In view of its increased enforcement efforts, particularly involving foreign companies, the DOJ has petitioned the Advisory Committee to amend Criminal Rule 4 to allow service of a criminal summons on foreign organizational defendants from abroad. Both the Advisory Committee and the DOJ have labeled the current version of Criminal Rule 4 as an “obstacle” to the prosecution of foreign organizations that have no last known address or principal place of business in the U.S.
Following the DOJ’s proposal in October 2012, the Advisory Committee determined that further study was warranted. Afterwards, in August 2014, the Advisory Committee published its proposed amendments for public comment. The proposal would amend Criminal Rule 4 to: (i) authorize service outside a judicial district of the United States; (ii) limit Criminal Rule 4(c)(3)(C)’s Mailing Requirement to service on an organization within the United States, where the organization is served through a particular type of statutory agent; and (iii) provide for methods of service for a foreign corporation outside the United States.
The Advisory Committee held public hearings on the proposed amendments, and received a variety of comments by the February 17, 2015 deadline. The proposed amendments, if approved, would become effective on or about December 1, 2016.
The U.S. government continues to invest resources into the investigation and prosecution of trade secrets offenses, including with respect to foreign companies. The language in the TSI in Pangang related to service of the summons and appearance of the organizational defendants is an interesting development that may signal the prosecutors’ confidence that the proposed amendments to Criminal Rule 4 will be adopted and take effect on or about December 1, 2016. It also may signal the prosecutors’ reticence to attempt to effect service on an exclusively foreign-based organizational defendant under the existing version of Criminal Rule 4. Regardless, foreign companies facing potential service of criminal summonses should consider carefully the evolving case law on when such service is proper under the current Criminal Rules, as well as continue to follow the rulemaking process for key developments.

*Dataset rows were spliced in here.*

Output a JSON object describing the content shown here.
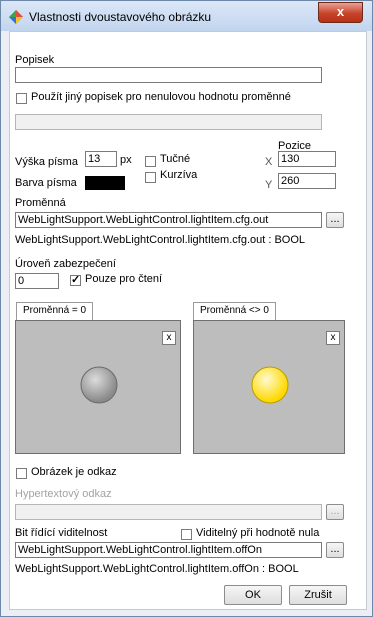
{
  "window": {
    "title": "Vlastnosti dvoustavového obrázku",
    "close_label": "x"
  },
  "caption": {
    "label": "Popisek",
    "value": ""
  },
  "alt_caption": {
    "label": "Použít jiný popisek pro nenulovou hodnotu proměnné",
    "checked": false,
    "value": ""
  },
  "font": {
    "height_label": "Výška písma",
    "height_value": "13",
    "unit": "px",
    "color_label": "Barva písma",
    "color": "#000000",
    "bold_label": "Tučné",
    "italic_label": "Kurzíva"
  },
  "position": {
    "label": "Pozice",
    "x_label": "X",
    "x_value": "130",
    "y_label": "Y",
    "y_value": "260"
  },
  "variable": {
    "label": "Proměnná",
    "value": "WebLightSupport.WebLightControl.lightItem.cfg.out",
    "info": "WebLightSupport.WebLightControl.lightItem.cfg.out : BOOL",
    "browse_label": "..."
  },
  "security": {
    "label": "Úroveň zabezpečení",
    "value": "0",
    "readonly_label": "Pouze pro čtení",
    "readonly_checked": true
  },
  "images": {
    "off_tab": "Proměnná = 0",
    "on_tab": "Proměnná <> 0",
    "clear_label": "x",
    "off_color": "#8a8a8a",
    "on_color": "#ffd800",
    "panel_color": "#bdbdbd"
  },
  "link": {
    "image_is_link_label": "Obrázek je odkaz",
    "hypertext_label": "Hypertextový odkaz",
    "hypertext_value": "",
    "browse_label": "..."
  },
  "visibility": {
    "label": "Bit řídící viditelnost",
    "visible_zero_label": "Viditelný při hodnotě nula",
    "value": "WebLightSupport.WebLightControl.lightItem.offOn",
    "info": "WebLightSupport.WebLightControl.lightItem.offOn : BOOL",
    "browse_label": "..."
  },
  "buttons": {
    "ok": "OK",
    "cancel": "Zrušit"
  },
  "accent": "#c7442a"
}
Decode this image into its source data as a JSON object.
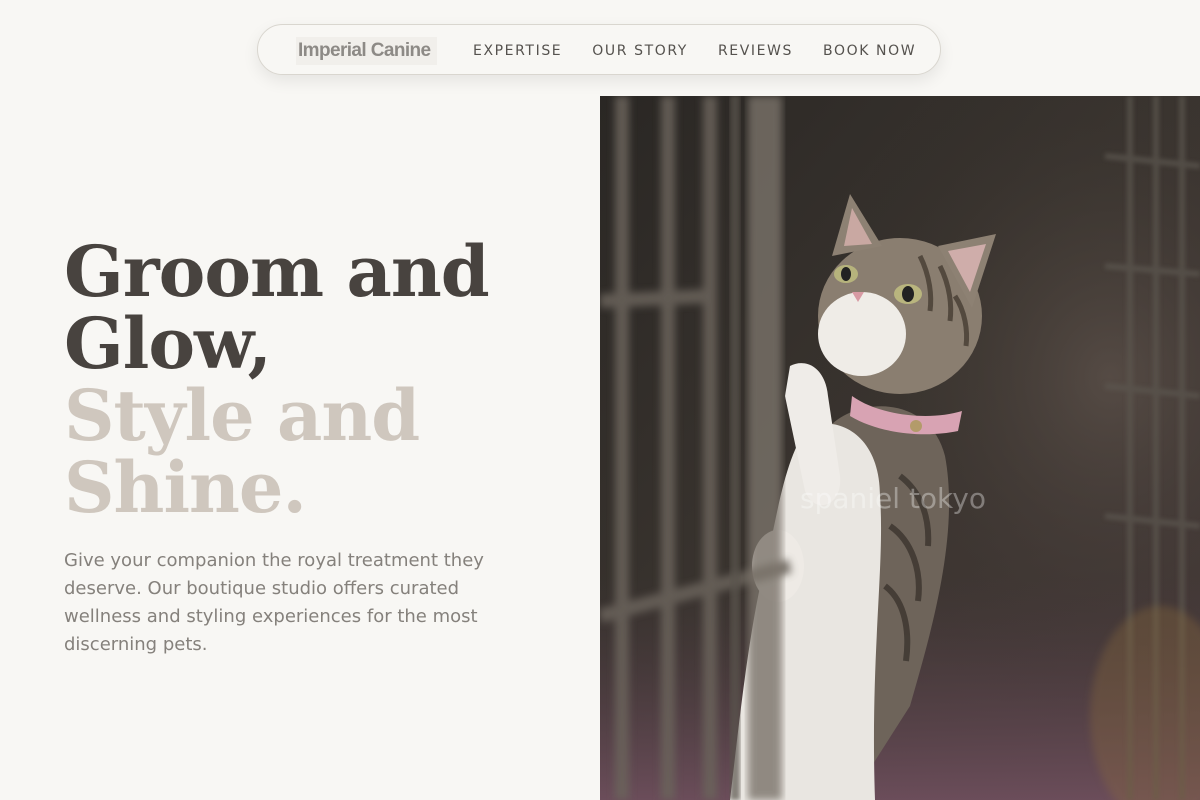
{
  "nav": {
    "brand": "Imperial Canine",
    "links": [
      "EXPERTISE",
      "OUR STORY",
      "REVIEWS",
      "BOOK NOW"
    ]
  },
  "hero": {
    "title_dark": [
      "Groom and",
      "Glow,"
    ],
    "title_light": [
      "Style and",
      "Shine."
    ],
    "description": "Give your companion the royal treatment they deserve. Our boutique studio offers curated wellness and styling experiences for the most discerning pets."
  },
  "photo": {
    "subject": "kitten-in-cage",
    "watermark": "spaniel tokyo"
  },
  "colors": {
    "background": "#f8f7f4",
    "title_dark": "#48433f",
    "title_light": "#cfc7be",
    "body_text": "#85817c",
    "nav_text": "#55524e"
  }
}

Finally, such defendants should also consider the potential impact of the Sixth Amendment on any apparent decision made by the DOJ to postpone service until after the proposed amendments to Criminal Rule 4 become effective in December 2016. Prolonged delay in the initiation of a prosecution attributable to the DOJ’s lack of diligence (as opposed to a defendant’s deliberate choice to contest the adequacy of service efforts) may provide a potential defense to any defendant seemingly prejudiced by such delay.